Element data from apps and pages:
******************************

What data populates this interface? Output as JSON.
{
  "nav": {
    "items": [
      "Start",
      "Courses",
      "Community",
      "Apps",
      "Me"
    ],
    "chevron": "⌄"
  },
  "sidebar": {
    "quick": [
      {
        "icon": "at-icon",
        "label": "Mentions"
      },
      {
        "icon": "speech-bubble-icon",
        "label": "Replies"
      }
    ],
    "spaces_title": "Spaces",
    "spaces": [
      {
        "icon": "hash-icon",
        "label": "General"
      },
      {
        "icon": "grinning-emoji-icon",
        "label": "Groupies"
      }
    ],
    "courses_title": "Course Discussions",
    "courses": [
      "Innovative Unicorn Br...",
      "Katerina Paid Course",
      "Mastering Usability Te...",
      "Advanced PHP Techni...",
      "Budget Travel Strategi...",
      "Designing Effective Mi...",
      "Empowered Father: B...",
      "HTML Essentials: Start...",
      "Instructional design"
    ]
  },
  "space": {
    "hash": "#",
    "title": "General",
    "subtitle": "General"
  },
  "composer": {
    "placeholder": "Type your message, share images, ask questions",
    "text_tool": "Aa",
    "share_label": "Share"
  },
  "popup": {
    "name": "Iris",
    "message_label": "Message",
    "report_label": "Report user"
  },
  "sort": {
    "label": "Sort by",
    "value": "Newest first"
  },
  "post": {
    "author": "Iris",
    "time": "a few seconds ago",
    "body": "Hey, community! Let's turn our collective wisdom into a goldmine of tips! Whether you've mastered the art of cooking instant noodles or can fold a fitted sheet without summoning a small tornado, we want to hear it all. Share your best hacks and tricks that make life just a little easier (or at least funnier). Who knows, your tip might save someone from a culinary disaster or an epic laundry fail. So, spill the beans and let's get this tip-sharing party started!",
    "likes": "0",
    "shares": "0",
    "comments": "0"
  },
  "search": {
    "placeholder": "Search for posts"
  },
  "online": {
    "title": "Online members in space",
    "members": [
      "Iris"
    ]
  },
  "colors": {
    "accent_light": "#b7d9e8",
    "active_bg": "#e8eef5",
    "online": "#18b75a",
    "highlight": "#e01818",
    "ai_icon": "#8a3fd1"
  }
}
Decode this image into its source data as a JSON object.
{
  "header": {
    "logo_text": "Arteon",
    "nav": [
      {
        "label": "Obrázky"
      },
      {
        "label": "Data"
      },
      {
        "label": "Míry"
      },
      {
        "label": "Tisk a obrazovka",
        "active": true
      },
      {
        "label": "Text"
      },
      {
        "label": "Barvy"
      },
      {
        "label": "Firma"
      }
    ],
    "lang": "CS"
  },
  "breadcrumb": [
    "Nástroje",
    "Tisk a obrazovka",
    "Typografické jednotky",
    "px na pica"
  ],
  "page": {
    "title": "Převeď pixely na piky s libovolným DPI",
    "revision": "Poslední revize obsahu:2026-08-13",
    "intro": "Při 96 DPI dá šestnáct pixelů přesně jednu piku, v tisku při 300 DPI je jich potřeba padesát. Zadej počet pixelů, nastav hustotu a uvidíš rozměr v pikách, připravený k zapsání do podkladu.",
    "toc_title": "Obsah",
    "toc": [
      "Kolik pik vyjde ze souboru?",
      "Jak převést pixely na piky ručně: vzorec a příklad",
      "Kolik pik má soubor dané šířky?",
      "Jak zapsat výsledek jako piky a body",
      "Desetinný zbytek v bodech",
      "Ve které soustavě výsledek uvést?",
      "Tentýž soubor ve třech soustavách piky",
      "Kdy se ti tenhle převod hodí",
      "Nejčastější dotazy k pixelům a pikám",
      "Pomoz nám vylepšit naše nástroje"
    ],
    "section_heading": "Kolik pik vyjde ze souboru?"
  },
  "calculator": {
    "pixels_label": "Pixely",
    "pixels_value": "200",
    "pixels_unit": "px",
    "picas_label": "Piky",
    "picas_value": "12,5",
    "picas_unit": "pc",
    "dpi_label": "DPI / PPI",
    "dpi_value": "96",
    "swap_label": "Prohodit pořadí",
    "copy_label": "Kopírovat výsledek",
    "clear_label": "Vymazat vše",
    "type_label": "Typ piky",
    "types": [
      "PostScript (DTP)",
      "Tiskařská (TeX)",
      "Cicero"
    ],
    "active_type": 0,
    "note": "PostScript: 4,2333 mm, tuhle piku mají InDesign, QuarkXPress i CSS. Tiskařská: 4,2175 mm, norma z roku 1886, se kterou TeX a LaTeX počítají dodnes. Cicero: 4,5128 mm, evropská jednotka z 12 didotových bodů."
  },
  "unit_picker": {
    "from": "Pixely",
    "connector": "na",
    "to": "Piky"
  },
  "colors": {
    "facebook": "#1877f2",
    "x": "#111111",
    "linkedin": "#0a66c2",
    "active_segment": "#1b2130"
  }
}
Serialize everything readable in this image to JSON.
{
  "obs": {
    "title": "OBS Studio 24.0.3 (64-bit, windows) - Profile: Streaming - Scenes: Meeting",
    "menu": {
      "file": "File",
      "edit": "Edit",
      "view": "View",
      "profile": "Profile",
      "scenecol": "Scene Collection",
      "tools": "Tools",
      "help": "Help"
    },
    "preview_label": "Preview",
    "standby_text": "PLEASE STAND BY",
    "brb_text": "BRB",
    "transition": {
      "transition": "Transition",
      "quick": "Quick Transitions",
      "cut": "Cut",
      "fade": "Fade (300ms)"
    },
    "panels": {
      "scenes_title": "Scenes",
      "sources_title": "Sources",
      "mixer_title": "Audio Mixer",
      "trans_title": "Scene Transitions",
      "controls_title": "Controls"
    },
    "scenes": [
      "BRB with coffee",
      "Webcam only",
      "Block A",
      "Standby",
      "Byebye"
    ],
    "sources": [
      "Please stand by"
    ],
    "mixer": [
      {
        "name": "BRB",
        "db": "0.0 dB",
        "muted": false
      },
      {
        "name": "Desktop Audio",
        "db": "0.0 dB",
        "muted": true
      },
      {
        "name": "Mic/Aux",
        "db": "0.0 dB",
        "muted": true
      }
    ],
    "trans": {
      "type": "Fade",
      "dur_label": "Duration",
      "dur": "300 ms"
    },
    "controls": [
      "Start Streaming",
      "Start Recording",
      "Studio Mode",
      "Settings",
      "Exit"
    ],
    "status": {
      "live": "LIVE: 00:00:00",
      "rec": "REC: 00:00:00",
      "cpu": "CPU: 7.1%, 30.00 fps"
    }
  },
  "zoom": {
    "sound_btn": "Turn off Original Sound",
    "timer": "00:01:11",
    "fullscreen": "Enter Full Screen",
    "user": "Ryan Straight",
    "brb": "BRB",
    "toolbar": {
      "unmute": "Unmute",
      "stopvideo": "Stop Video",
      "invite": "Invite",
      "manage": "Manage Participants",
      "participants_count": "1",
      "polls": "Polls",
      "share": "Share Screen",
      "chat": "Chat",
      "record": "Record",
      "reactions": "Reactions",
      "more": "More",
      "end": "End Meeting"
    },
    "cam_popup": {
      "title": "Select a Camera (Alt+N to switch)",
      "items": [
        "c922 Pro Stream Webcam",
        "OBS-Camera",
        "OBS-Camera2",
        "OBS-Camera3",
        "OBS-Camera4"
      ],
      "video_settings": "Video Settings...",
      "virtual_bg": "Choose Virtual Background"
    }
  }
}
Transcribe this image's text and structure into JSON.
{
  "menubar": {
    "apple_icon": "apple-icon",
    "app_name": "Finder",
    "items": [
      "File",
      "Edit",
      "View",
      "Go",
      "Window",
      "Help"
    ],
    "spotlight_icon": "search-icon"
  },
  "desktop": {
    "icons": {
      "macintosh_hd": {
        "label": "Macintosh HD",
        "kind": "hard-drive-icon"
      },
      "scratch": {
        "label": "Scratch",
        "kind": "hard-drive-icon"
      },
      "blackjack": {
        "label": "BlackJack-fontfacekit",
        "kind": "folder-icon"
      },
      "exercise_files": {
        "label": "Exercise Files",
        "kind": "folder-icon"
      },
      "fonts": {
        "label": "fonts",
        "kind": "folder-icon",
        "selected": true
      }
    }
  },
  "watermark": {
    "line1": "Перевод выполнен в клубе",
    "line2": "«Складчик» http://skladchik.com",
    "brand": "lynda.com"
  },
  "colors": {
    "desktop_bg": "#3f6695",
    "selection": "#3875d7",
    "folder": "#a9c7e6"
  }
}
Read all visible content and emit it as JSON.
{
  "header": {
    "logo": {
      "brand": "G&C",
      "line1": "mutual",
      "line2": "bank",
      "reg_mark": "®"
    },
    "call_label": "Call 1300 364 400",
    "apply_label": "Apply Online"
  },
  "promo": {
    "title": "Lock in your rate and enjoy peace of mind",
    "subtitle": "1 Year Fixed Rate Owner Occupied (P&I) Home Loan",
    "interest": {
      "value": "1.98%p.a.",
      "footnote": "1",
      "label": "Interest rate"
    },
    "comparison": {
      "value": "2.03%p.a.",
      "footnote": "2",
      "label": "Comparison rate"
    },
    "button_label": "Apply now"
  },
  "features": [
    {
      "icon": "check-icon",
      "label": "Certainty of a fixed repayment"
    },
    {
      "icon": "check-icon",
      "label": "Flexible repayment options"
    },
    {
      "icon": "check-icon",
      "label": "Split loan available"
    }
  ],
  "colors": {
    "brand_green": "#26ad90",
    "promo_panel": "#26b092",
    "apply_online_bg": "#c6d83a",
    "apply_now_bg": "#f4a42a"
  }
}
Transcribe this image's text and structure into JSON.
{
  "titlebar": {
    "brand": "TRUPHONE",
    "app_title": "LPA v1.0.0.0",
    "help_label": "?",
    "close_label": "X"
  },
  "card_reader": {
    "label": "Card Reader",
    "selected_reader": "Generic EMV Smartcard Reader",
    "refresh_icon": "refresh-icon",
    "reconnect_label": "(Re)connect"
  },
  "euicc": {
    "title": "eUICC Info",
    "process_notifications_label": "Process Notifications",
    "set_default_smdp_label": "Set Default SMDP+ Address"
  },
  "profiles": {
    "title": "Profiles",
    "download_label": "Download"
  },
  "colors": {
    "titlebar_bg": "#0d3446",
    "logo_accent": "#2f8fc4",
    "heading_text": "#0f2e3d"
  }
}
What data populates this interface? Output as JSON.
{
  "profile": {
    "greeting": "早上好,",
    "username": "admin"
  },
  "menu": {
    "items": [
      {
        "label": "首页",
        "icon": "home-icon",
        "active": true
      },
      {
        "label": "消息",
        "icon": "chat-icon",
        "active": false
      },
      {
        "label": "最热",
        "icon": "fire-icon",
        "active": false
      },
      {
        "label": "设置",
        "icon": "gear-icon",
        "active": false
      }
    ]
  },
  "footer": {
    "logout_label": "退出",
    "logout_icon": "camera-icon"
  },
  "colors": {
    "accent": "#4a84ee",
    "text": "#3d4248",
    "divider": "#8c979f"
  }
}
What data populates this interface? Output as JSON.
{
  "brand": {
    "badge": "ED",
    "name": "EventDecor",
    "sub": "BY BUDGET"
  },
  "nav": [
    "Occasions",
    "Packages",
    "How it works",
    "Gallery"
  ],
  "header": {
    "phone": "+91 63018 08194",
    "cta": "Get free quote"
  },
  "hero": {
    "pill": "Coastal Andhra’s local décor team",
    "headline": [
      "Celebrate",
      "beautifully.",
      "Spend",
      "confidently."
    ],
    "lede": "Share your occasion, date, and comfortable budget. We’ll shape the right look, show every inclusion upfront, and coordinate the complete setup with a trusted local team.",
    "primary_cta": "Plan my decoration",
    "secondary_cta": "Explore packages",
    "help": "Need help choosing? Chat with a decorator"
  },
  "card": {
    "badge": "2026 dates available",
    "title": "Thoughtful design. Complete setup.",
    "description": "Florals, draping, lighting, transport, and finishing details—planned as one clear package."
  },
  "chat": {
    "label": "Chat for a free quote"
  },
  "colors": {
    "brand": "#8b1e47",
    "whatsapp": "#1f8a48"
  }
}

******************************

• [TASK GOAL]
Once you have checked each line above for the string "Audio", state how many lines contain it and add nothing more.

• [RESPONSE BELOW]
2